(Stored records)

• • •

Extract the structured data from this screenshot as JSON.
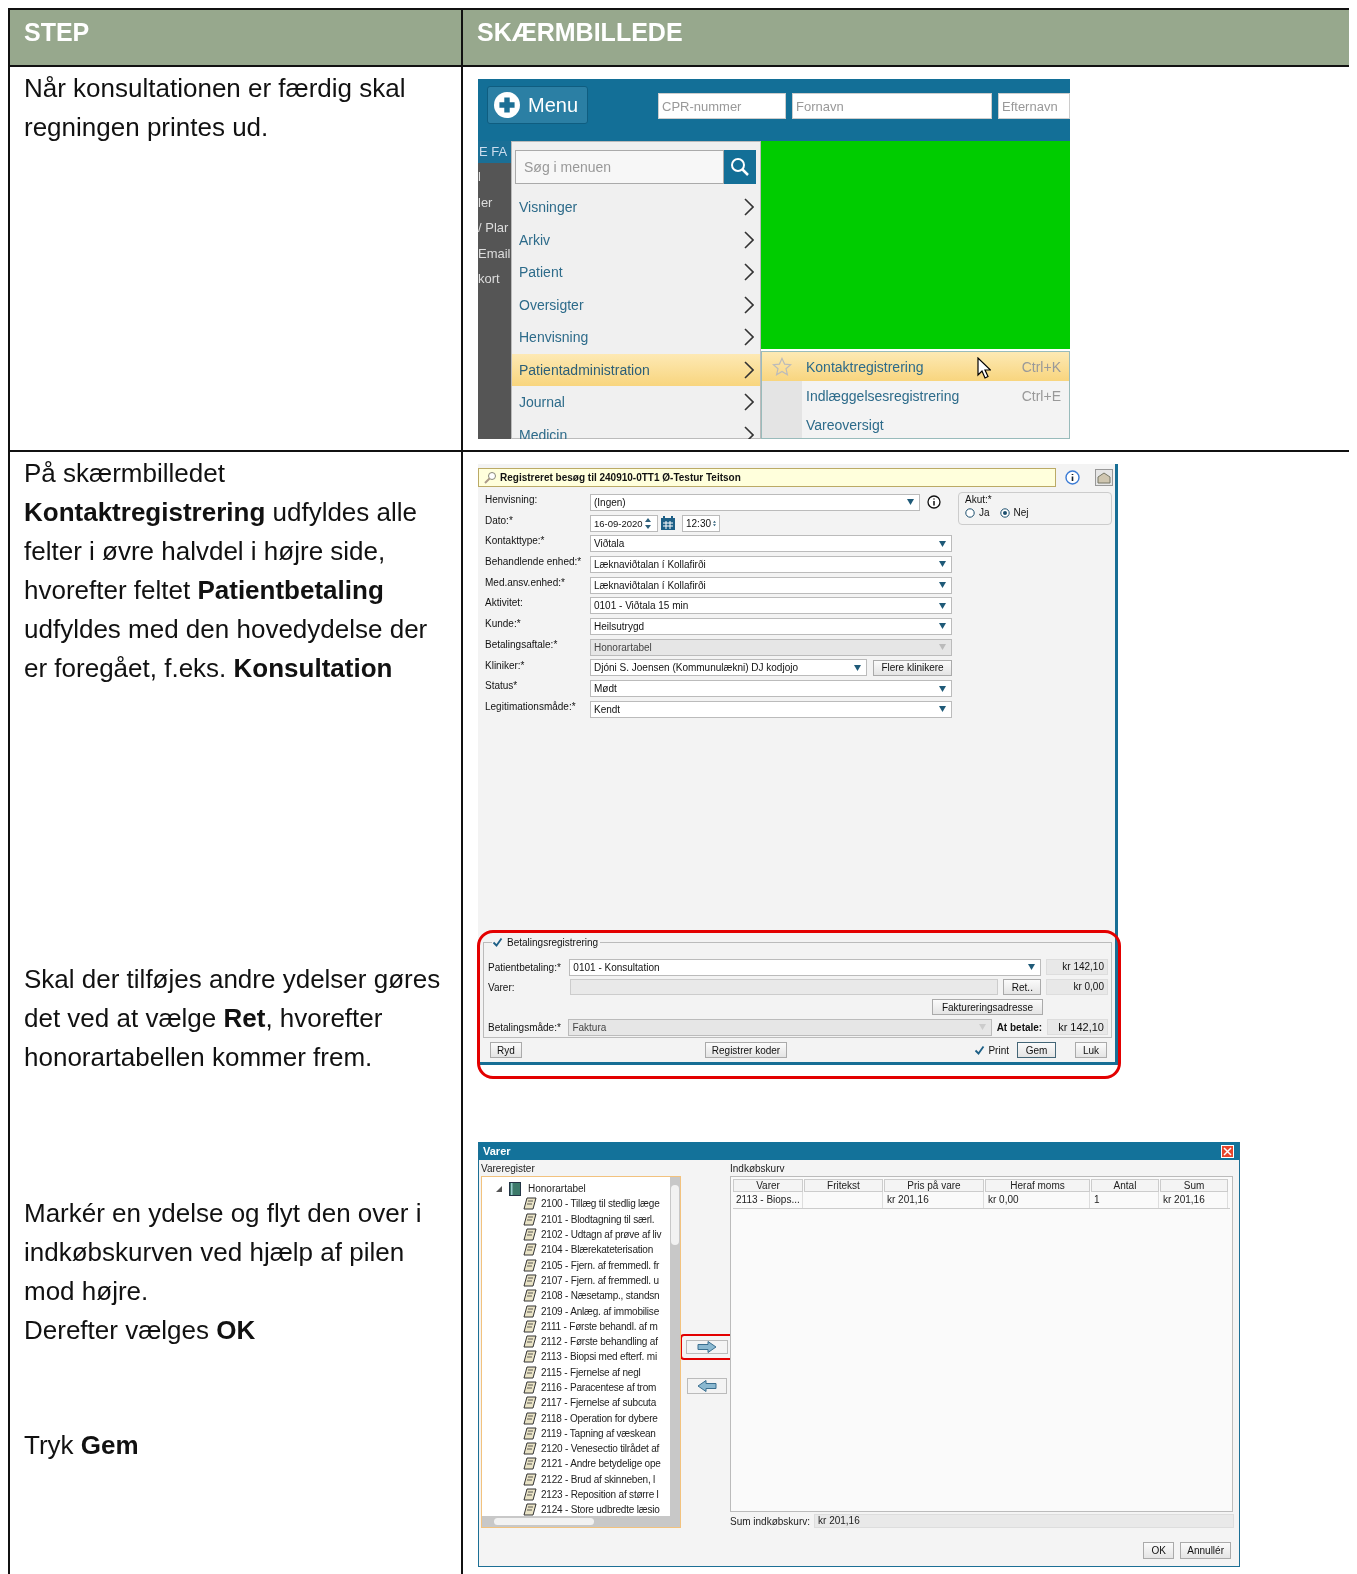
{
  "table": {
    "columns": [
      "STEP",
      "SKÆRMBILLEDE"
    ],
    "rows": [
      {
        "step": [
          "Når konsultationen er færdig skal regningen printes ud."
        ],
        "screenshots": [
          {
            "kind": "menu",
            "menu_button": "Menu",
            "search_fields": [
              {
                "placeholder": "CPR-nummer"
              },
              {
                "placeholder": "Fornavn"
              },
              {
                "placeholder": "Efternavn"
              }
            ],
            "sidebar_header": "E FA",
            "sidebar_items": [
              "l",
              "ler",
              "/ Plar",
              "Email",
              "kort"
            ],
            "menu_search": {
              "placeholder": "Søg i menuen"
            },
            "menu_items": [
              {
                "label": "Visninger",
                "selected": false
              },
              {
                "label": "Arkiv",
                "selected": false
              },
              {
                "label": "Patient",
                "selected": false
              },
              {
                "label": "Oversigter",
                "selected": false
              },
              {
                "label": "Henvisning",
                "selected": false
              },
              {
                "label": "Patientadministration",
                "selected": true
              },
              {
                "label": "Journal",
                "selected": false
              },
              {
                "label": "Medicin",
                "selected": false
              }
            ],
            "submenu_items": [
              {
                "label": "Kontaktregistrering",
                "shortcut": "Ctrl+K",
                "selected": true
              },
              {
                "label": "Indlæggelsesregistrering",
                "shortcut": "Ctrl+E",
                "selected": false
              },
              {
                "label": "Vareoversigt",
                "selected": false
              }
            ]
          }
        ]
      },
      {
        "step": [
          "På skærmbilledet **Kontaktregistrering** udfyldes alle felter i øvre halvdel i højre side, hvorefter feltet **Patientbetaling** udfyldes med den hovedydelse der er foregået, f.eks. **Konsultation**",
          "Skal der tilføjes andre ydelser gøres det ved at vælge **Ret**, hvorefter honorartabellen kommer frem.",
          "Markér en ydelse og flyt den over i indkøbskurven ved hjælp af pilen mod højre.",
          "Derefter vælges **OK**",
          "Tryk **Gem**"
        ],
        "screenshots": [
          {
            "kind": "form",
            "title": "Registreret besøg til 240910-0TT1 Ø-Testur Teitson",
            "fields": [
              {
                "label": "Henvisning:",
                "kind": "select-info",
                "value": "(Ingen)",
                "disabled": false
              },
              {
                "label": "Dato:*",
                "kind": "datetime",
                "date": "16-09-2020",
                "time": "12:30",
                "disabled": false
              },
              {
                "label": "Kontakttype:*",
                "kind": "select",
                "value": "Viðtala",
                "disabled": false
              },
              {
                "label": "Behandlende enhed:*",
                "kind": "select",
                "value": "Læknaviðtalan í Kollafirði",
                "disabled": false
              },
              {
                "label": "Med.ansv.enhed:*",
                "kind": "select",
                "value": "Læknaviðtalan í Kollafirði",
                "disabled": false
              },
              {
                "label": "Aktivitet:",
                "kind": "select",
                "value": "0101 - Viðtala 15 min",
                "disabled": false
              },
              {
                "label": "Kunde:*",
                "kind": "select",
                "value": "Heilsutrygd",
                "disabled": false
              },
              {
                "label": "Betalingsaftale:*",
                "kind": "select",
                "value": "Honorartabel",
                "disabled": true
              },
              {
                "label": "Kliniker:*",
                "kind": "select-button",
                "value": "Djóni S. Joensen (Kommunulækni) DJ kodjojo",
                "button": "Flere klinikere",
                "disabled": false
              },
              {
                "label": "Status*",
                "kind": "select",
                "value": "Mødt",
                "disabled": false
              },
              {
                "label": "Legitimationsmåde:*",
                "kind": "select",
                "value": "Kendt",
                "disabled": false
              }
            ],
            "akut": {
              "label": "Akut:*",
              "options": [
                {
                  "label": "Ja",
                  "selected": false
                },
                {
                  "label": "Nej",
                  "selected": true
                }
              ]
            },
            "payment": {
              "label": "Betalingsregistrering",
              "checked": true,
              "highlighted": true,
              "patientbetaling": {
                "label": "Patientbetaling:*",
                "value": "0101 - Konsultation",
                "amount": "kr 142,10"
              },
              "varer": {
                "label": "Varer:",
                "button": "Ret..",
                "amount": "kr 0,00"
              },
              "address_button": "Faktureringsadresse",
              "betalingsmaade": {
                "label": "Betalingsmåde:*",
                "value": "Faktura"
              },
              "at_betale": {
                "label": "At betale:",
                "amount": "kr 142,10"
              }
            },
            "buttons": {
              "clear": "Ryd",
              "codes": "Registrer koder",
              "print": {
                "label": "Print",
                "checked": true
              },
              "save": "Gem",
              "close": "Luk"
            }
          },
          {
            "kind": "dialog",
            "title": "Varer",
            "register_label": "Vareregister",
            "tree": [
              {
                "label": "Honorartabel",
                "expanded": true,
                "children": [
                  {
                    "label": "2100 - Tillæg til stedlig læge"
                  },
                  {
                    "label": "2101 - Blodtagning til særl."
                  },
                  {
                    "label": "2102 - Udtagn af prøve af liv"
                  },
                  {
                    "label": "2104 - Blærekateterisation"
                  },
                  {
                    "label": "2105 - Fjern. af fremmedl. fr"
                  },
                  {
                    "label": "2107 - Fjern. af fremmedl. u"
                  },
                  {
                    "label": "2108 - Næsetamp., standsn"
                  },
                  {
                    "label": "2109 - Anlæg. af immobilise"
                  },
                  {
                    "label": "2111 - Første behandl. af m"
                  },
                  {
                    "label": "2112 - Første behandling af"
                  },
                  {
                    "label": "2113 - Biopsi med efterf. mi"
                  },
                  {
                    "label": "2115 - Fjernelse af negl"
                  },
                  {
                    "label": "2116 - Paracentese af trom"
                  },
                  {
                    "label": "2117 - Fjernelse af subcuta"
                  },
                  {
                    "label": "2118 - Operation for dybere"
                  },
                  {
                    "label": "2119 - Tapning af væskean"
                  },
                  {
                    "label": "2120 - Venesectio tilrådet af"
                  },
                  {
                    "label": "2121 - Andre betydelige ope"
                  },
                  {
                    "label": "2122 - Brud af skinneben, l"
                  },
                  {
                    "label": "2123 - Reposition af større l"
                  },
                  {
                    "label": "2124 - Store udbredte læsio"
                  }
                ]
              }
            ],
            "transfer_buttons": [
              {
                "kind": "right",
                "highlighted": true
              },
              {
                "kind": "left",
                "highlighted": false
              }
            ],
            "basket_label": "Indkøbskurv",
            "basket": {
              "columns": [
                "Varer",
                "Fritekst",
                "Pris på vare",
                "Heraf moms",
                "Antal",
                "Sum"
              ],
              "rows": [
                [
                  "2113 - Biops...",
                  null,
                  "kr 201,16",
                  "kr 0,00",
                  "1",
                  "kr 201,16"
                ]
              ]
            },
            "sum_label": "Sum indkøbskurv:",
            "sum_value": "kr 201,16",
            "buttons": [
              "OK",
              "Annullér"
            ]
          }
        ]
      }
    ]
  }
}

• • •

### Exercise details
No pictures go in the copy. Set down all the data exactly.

### Finished task
Extract the structured data from this screenshot as JSON.
{
  "table": {
    "columns": [
      "STEP",
      "SKÆRMBILLEDE"
    ],
    "rows": [
      {
        "step": [
          "Når konsultationen er færdig skal regningen printes ud."
        ],
        "screenshots": [
          {
            "kind": "menu",
            "menu_button": "Menu",
            "search_fields": [
              {
                "placeholder": "CPR-nummer"
              },
              {
                "placeholder": "Fornavn"
              },
              {
                "placeholder": "Efternavn"
              }
            ],
            "sidebar_header": "E FA",
            "sidebar_items": [
              "l",
              "ler",
              "/ Plar",
              "Email",
              "kort"
            ],
            "menu_search": {
              "placeholder": "Søg i menuen"
            },
            "menu_items": [
              {
                "label": "Visninger",
                "selected": false
              },
              {
                "label": "Arkiv",
                "selected": false
              },
              {
                "label": "Patient",
                "selected": false
              },
              {
                "label": "Oversigter",
                "selected": false
              },
              {
                "label": "Henvisning",
                "selected": false
              },
              {
                "label": "Patientadministration",
                "selected": true
              },
              {
                "label": "Journal",
                "selected": false
              },
              {
                "label": "Medicin",
                "selected": false
              }
            ],
            "submenu_items": [
              {
                "label": "Kontaktregistrering",
                "shortcut": "Ctrl+K",
                "selected": true
              },
              {
                "label": "Indlæggelsesregistrering",
                "shortcut": "Ctrl+E",
                "selected": false
              },
              {
                "label": "Vareoversigt",
                "selected": false
              }
            ]
          }
        ]
      },
      {
        "step": [
          "På skærmbilledet **Kontaktregistrering** udfyldes alle felter i øvre halvdel i højre side, hvorefter feltet **Patientbetaling** udfyldes med den hovedydelse der er foregået, f.eks. **Konsultation**",
          "Skal der tilføjes andre ydelser gøres det ved at vælge **Ret**, hvorefter honorartabellen kommer frem.",
          "Markér en ydelse og flyt den over i indkøbskurven ved hjælp af pilen mod højre.",
          "Derefter vælges **OK**",
          "Tryk **Gem**"
        ],
        "screenshots": [
          {
            "kind": "form",
            "title": "Registreret besøg til 240910-0TT1 Ø-Testur Teitson",
            "fields": [
              {
                "label": "Henvisning:",
                "kind": "select-info",
                "value": "(Ingen)",
                "disabled": false
              },
              {
                "label": "Dato:*",
                "kind": "datetime",
                "date": "16-09-2020",
                "time": "12:30",
                "disabled": false
              },
              {
                "label": "Kontakttype:*",
                "kind": "select",
                "value": "Viðtala",
                "disabled": false
              },
              {
                "label": "Behandlende enhed:*",
                "kind": "select",
                "value": "Læknaviðtalan í Kollafirði",
                "disabled": false
              },
              {
                "label": "Med.ansv.enhed:*",
                "kind": "select",
                "value": "Læknaviðtalan í Kollafirði",
                "disabled": false
              },
              {
                "label": "Aktivitet:",
                "kind": "select",
                "value": "0101 - Viðtala 15 min",
                "disabled": false
              },
              {
                "label": "Kunde:*",
                "kind": "select",
                "value": "Heilsutrygd",
                "disabled": false
              },
              {
                "label": "Betalingsaftale:*",
                "kind": "select",
                "value": "Honorartabel",
                "disabled": true
              },
              {
                "label": "Kliniker:*",
                "kind": "select-button",
                "value": "Djóni S. Joensen (Kommunulækni) DJ kodjojo",
                "button": "Flere klinikere",
                "disabled": false
              },
              {
                "label": "Status*",
                "kind": "select",
                "value": "Mødt",
                "disabled": false
              },
              {
                "label": "Legitimationsmåde:*",
                "kind": "select",
                "value": "Kendt",
                "disabled": false
              }
            ],
            "akut": {
              "label": "Akut:*",
              "options": [
                {
                  "label": "Ja",
                  "selected": false
                },
                {
                  "label": "Nej",
                  "selected": true
                }
              ]
            },
            "payment": {
              "label": "Betalingsregistrering",
              "checked": true,
              "highlighted": true,
              "patientbetaling": {
                "label": "Patientbetaling:*",
                "value": "0101 - Konsultation",
                "amount": "kr 142,10"
              },
              "varer": {
                "label": "Varer:",
                "button": "Ret..",
                "amount": "kr 0,00"
              },
              "address_button": "Faktureringsadresse",
              "betalingsmaade": {
                "label": "Betalingsmåde:*",
                "value": "Faktura"
              },
              "at_betale": {
                "label": "At betale:",
                "amount": "kr 142,10"
              }
            },
            "buttons": {
              "clear": "Ryd",
              "codes": "Registrer koder",
              "print": {
                "label": "Print",
                "checked": true
              },
              "save": "Gem",
              "close": "Luk"
            }
          },
          {
            "kind": "dialog",
            "title": "Varer",
            "register_label": "Vareregister",
            "tree": [
              {
                "label": "Honorartabel",
                "expanded": true,
                "children": [
                  {
                    "label": "2100 - Tillæg til stedlig læge"
                  },
                  {
                    "label": "2101 - Blodtagning til særl."
                  },
                  {
                    "label": "2102 - Udtagn af prøve af liv"
                  },
                  {
                    "label": "2104 - Blærekateterisation"
                  },
                  {
                    "label": "2105 - Fjern. af fremmedl. fr"
                  },
                  {
                    "label": "2107 - Fjern. af fremmedl. u"
                  },
                  {
                    "label": "2108 - Næsetamp., standsn"
                  },
                  {
                    "label": "2109 - Anlæg. af immobilise"
                  },
                  {
                    "label": "2111 - Første behandl. af m"
                  },
                  {
                    "label": "2112 - Første behandling af"
                  },
                  {
                    "label": "2113 - Biopsi med efterf. mi"
                  },
                  {
                    "label": "2115 - Fjernelse af negl"
                  },
                  {
                    "label": "2116 - Paracentese af trom"
                  },
                  {
                    "label": "2117 - Fjernelse af subcuta"
                  },
                  {
                    "label": "2118 - Operation for dybere"
                  },
                  {
                    "label": "2119 - Tapning af væskean"
                  },
                  {
                    "label": "2120 - Venesectio tilrådet af"
                  },
                  {
                    "label": "2121 - Andre betydelige ope"
                  },
                  {
                    "label": "2122 - Brud af skinneben, l"
                  },
                  {
                    "label": "2123 - Reposition af større l"
                  },
                  {
                    "label": "2124 - Store udbredte læsio"
                  }
                ]
              }
            ],
            "transfer_buttons": [
              {
                "kind": "right",
                "highlighted": true
              },
              {
                "kind": "left",
                "highlighted": false
              }
            ],
            "basket_label": "Indkøbskurv",
            "basket": {
              "columns": [
                "Varer",
                "Fritekst",
                "Pris på vare",
                "Heraf moms",
                "Antal",
                "Sum"
              ],
              "rows": [
                [
                  "2113 - Biops...",
                  null,
                  "kr 201,16",
                  "kr 0,00",
                  "1",
                  "kr 201,16"
                ]
              ]
            },
            "sum_label": "Sum indkøbskurv:",
            "sum_value": "kr 201,16",
            "buttons": [
              "OK",
              "Annullér"
            ]
          }
        ]
      }
    ]
  }
}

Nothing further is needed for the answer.